    Well, reader "topaz978" does have several good points here. A former MIT researcher for about 15 years has heard many a "fish story" over those times and so would not be surprised when the latest "MIT miracle" is slow to arrive.

    The "tried and true" NOAA system catches fish with trawls, just like the commercial fishing industry. To the extent of workers' abilities, probably substantial, fish caught will be accurately identified and sized. The limitations are in trying to probe the oceans with a virtual toothpick: a scattering of surveys, divorced from day-to-day fishing experience.

    The MIT system from Prof. Makris and colleagues goes to the opposite extreme--unidentified fish, yet a vivid, real-time picture of fish schools--at least at mid-ocean depths--capable of being mounted at most times of the year, not just on the rigid schedules of NOAA fish counts. Woe, we cannot yet combine those advantages!

    Just recently, federal "regulators could end fishing Gulf of Maine cod," based on sparse trawl surveys. A new England commercial fisherman says, to the contrary, that "cod isn't crashing but is so plentiful fishermen are taking steps to avoid it so they don't exceed tough catch limits."

    [ Jay Lindsay, Associated Press, New cod data shaking New England fishing industry, Boston Globe, November 26, 2011, at http://www.boston.com/news/local/massachusetts/articles/2011/11/25/new_cod_data_shaking_new_england_fishing_industry/ ]
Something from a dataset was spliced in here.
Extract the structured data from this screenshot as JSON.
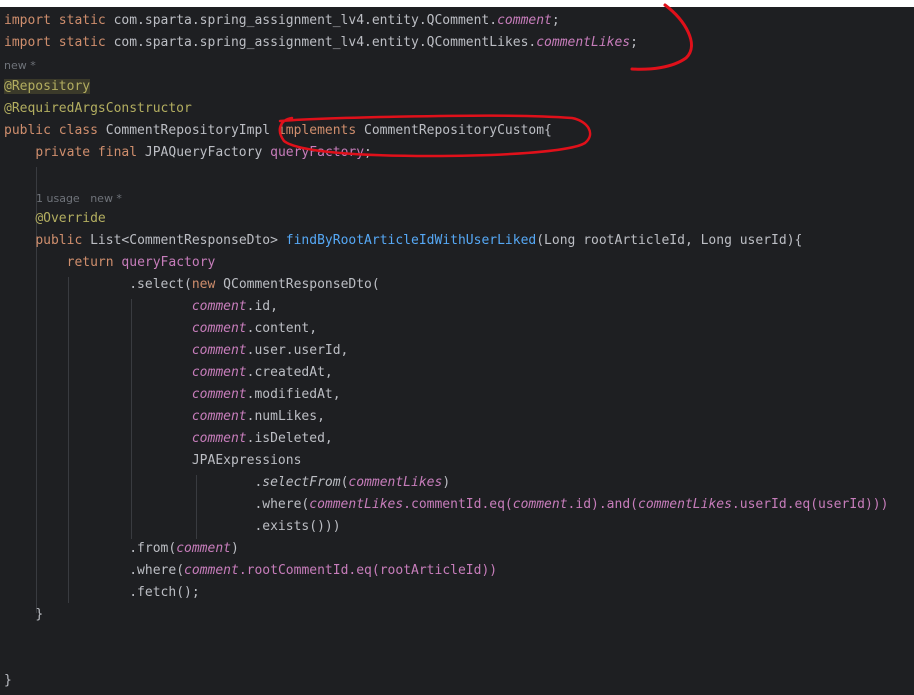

    NOAA recently sank its available funds into a new research vessel and is unlikely to change course for years, so initiative is with Makris and colleagues. They need to develop means to identify schools of commercially valuable groundfish, near ocean bottoms, as well as their favored species, herring, at mid-depth. They need real-time sampling that unmistakably identifies fish in the large schools they can see and measure.